_REQUIRED WORK:_ Write out every entry below exactly as it appears. Pictures do not belong in the copy.

_EXCERPTED DATA:_
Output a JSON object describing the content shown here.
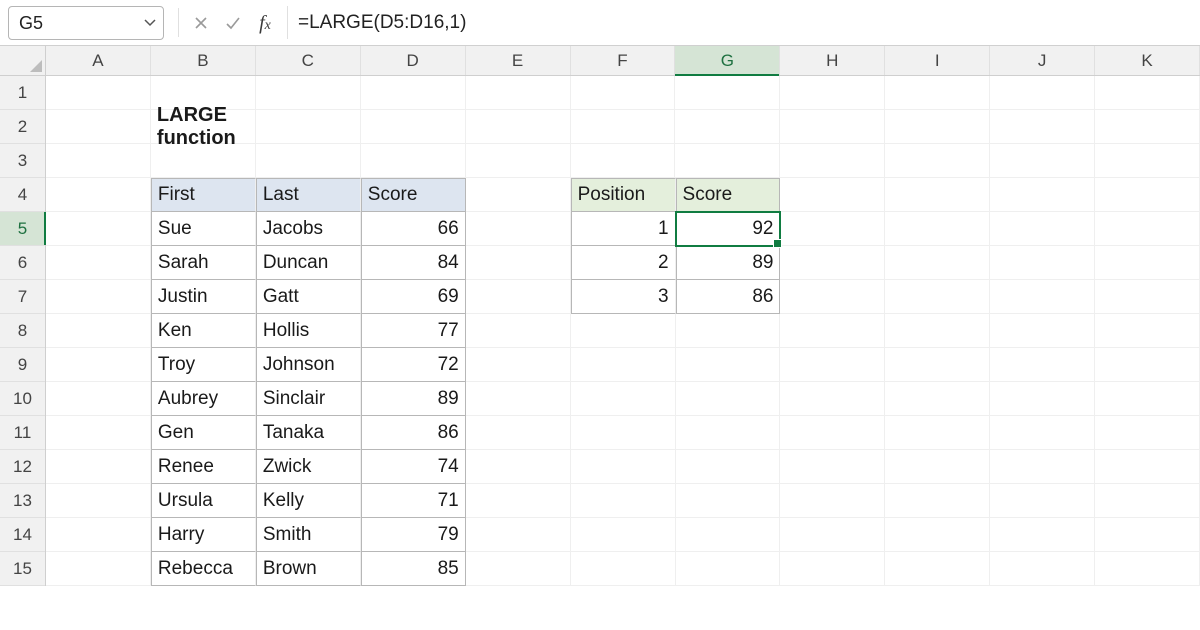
{
  "namebox": {
    "value": "G5"
  },
  "formula": "=LARGE(D5:D16,1)",
  "columns": [
    "A",
    "B",
    "C",
    "D",
    "E",
    "F",
    "G",
    "H",
    "I",
    "J",
    "K"
  ],
  "rows": [
    "1",
    "2",
    "3",
    "4",
    "5",
    "6",
    "7",
    "8",
    "9",
    "10",
    "11",
    "12",
    "13",
    "14",
    "15"
  ],
  "selected": {
    "col": "G",
    "row": "5"
  },
  "title": "LARGE function",
  "table1": {
    "headers": {
      "first": "First",
      "last": "Last",
      "score": "Score"
    },
    "rows": [
      {
        "first": "Sue",
        "last": "Jacobs",
        "score": "66"
      },
      {
        "first": "Sarah",
        "last": "Duncan",
        "score": "84"
      },
      {
        "first": "Justin",
        "last": "Gatt",
        "score": "69"
      },
      {
        "first": "Ken",
        "last": "Hollis",
        "score": "77"
      },
      {
        "first": "Troy",
        "last": "Johnson",
        "score": "72"
      },
      {
        "first": "Aubrey",
        "last": "Sinclair",
        "score": "89"
      },
      {
        "first": "Gen",
        "last": "Tanaka",
        "score": "86"
      },
      {
        "first": "Renee",
        "last": "Zwick",
        "score": "74"
      },
      {
        "first": "Ursula",
        "last": "Kelly",
        "score": "71"
      },
      {
        "first": "Harry",
        "last": "Smith",
        "score": "79"
      },
      {
        "first": "Rebecca",
        "last": "Brown",
        "score": "85"
      }
    ]
  },
  "table2": {
    "headers": {
      "position": "Position",
      "score": "Score"
    },
    "rows": [
      {
        "position": "1",
        "score": "92"
      },
      {
        "position": "2",
        "score": "89"
      },
      {
        "position": "3",
        "score": "86"
      }
    ]
  }
}
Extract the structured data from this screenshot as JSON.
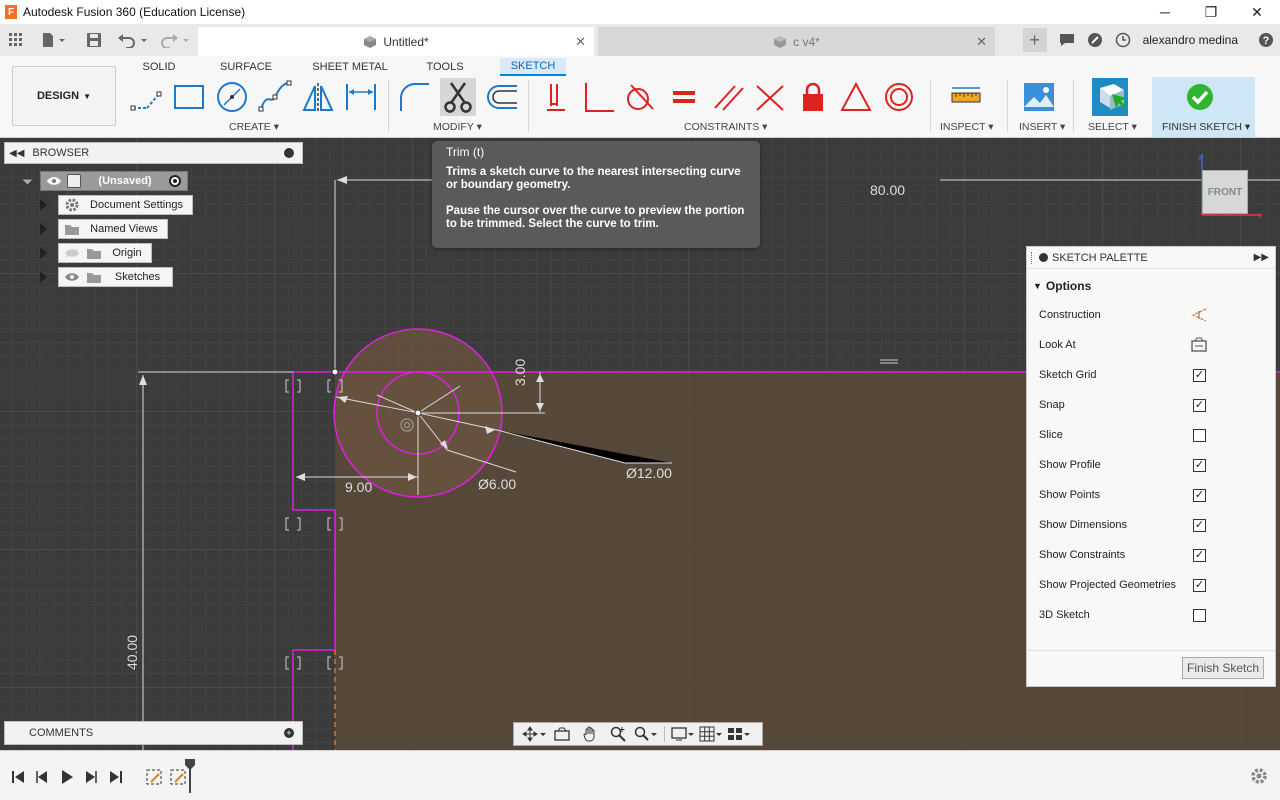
{
  "window": {
    "title": "Autodesk Fusion 360 (Education License)",
    "minimize": "─",
    "maximize": "❐",
    "close": "✕"
  },
  "tabs": [
    {
      "label": "Untitled*",
      "active": true
    },
    {
      "label": "c v4*",
      "active": false
    }
  ],
  "user": {
    "name": "alexandro medina"
  },
  "ribbon": {
    "workspace": "DESIGN",
    "tabs": [
      "SOLID",
      "SURFACE",
      "SHEET METAL",
      "TOOLS",
      "SKETCH"
    ],
    "active_tab": "SKETCH",
    "groups": {
      "create": "CREATE",
      "modify": "MODIFY",
      "constraints": "CONSTRAINTS",
      "inspect": "INSPECT",
      "insert": "INSERT",
      "select": "SELECT",
      "finish": "FINISH SKETCH"
    }
  },
  "browser": {
    "title": "BROWSER",
    "root": "(Unsaved)",
    "items": [
      "Document Settings",
      "Named Views",
      "Origin",
      "Sketches"
    ]
  },
  "comments": {
    "title": "COMMENTS"
  },
  "tooltip": {
    "title": "Trim (t)",
    "line1": "Trims a sketch curve to the nearest intersecting curve or boundary geometry.",
    "line2": "Pause the cursor over the curve to preview the portion to be trimmed. Select the curve to trim."
  },
  "viewcube": {
    "face": "FRONT"
  },
  "sketch": {
    "dimensions": {
      "top": "80.00",
      "offset_y": "3.00",
      "offset_x": "9.00",
      "inner_dia": "Ø6.00",
      "outer_dia": "Ø12.00",
      "height": "40.00"
    },
    "colors": {
      "profile_fill": "#5a4a3a",
      "line": "#e020e0",
      "dim": "#ffffff",
      "centerline": "#e07020"
    }
  },
  "palette": {
    "title": "SKETCH PALETTE",
    "section": "Options",
    "rows": [
      {
        "label": "Construction",
        "type": "icon",
        "icon": "construction-icon"
      },
      {
        "label": "Look At",
        "type": "icon",
        "icon": "look-at-icon"
      },
      {
        "label": "Sketch Grid",
        "type": "checkbox",
        "checked": true
      },
      {
        "label": "Snap",
        "type": "checkbox",
        "checked": true
      },
      {
        "label": "Slice",
        "type": "checkbox",
        "checked": false
      },
      {
        "label": "Show Profile",
        "type": "checkbox",
        "checked": true
      },
      {
        "label": "Show Points",
        "type": "checkbox",
        "checked": true
      },
      {
        "label": "Show Dimensions",
        "type": "checkbox",
        "checked": true
      },
      {
        "label": "Show Constraints",
        "type": "checkbox",
        "checked": true
      },
      {
        "label": "Show Projected Geometries",
        "type": "checkbox",
        "checked": true
      },
      {
        "label": "3D Sketch",
        "type": "checkbox",
        "checked": false
      }
    ],
    "finish_button": "Finish Sketch"
  }
}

_EXERCISE RESULT:_
Output a JSON object describing the content shown here.
{
  "namebox": {
    "value": "G5"
  },
  "formula": "=LARGE(D5:D16,1)",
  "columns": [
    "A",
    "B",
    "C",
    "D",
    "E",
    "F",
    "G",
    "H",
    "I",
    "J",
    "K"
  ],
  "rows": [
    "1",
    "2",
    "3",
    "4",
    "5",
    "6",
    "7",
    "8",
    "9",
    "10",
    "11",
    "12",
    "13",
    "14",
    "15"
  ],
  "selected": {
    "col": "G",
    "row": "5"
  },
  "title": "LARGE function",
  "table1": {
    "headers": {
      "first": "First",
      "last": "Last",
      "score": "Score"
    },
    "rows": [
      {
        "first": "Sue",
        "last": "Jacobs",
        "score": "66"
      },
      {
        "first": "Sarah",
        "last": "Duncan",
        "score": "84"
      },
      {
        "first": "Justin",
        "last": "Gatt",
        "score": "69"
      },
      {
        "first": "Ken",
        "last": "Hollis",
        "score": "77"
      },
      {
        "first": "Troy",
        "last": "Johnson",
        "score": "72"
      },
      {
        "first": "Aubrey",
        "last": "Sinclair",
        "score": "89"
      },
      {
        "first": "Gen",
        "last": "Tanaka",
        "score": "86"
      },
      {
        "first": "Renee",
        "last": "Zwick",
        "score": "74"
      },
      {
        "first": "Ursula",
        "last": "Kelly",
        "score": "71"
      },
      {
        "first": "Harry",
        "last": "Smith",
        "score": "79"
      },
      {
        "first": "Rebecca",
        "last": "Brown",
        "score": "85"
      }
    ]
  },
  "table2": {
    "headers": {
      "position": "Position",
      "score": "Score"
    },
    "rows": [
      {
        "position": "1",
        "score": "92"
      },
      {
        "position": "2",
        "score": "89"
      },
      {
        "position": "3",
        "score": "86"
      }
    ]
  }
}
Extract the structured data from this screenshot as JSON.
{
  "window": {
    "title": "Autodesk Fusion 360 (Education License)",
    "minimize": "─",
    "maximize": "❐",
    "close": "✕"
  },
  "tabs": [
    {
      "label": "Untitled*",
      "active": true
    },
    {
      "label": "c v4*",
      "active": false
    }
  ],
  "user": {
    "name": "alexandro medina"
  },
  "ribbon": {
    "workspace": "DESIGN",
    "tabs": [
      "SOLID",
      "SURFACE",
      "SHEET METAL",
      "TOOLS",
      "SKETCH"
    ],
    "active_tab": "SKETCH",
    "groups": {
      "create": "CREATE",
      "modify": "MODIFY",
      "constraints": "CONSTRAINTS",
      "inspect": "INSPECT",
      "insert": "INSERT",
      "select": "SELECT",
      "finish": "FINISH SKETCH"
    }
  },
  "browser": {
    "title": "BROWSER",
    "root": "(Unsaved)",
    "items": [
      "Document Settings",
      "Named Views",
      "Origin",
      "Sketches"
    ]
  },
  "comments": {
    "title": "COMMENTS"
  },
  "tooltip": {
    "title": "Trim (t)",
    "line1": "Trims a sketch curve to the nearest intersecting curve or boundary geometry.",
    "line2": "Pause the cursor over the curve to preview the portion to be trimmed. Select the curve to trim."
  },
  "viewcube": {
    "face": "FRONT"
  },
  "sketch": {
    "dimensions": {
      "top": "80.00",
      "offset_y": "3.00",
      "offset_x": "9.00",
      "inner_dia": "Ø6.00",
      "outer_dia": "Ø12.00",
      "height": "40.00"
    },
    "colors": {
      "profile_fill": "#5a4a3a",
      "line": "#e020e0",
      "dim": "#ffffff",
      "centerline": "#e07020"
    }
  },
  "palette": {
    "title": "SKETCH PALETTE",
    "section": "Options",
    "rows": [
      {
        "label": "Construction",
        "type": "icon",
        "icon": "construction-icon"
      },
      {
        "label": "Look At",
        "type": "icon",
        "icon": "look-at-icon"
      },
      {
        "label": "Sketch Grid",
        "type": "checkbox",
        "checked": true
      },
      {
        "label": "Snap",
        "type": "checkbox",
        "checked": true
      },
      {
        "label": "Slice",
        "type": "checkbox",
        "checked": false
      },
      {
        "label": "Show Profile",
        "type": "checkbox",
        "checked": true
      },
      {
        "label": "Show Points",
        "type": "checkbox",
        "checked": true
      },
      {
        "label": "Show Dimensions",
        "type": "checkbox",
        "checked": true
      },
      {
        "label": "Show Constraints",
        "type": "checkbox",
        "checked": true
      },
      {
        "label": "Show Projected Geometries",
        "type": "checkbox",
        "checked": true
      },
      {
        "label": "3D Sketch",
        "type": "checkbox",
        "checked": false
      }
    ],
    "finish_button": "Finish Sketch"
  }
}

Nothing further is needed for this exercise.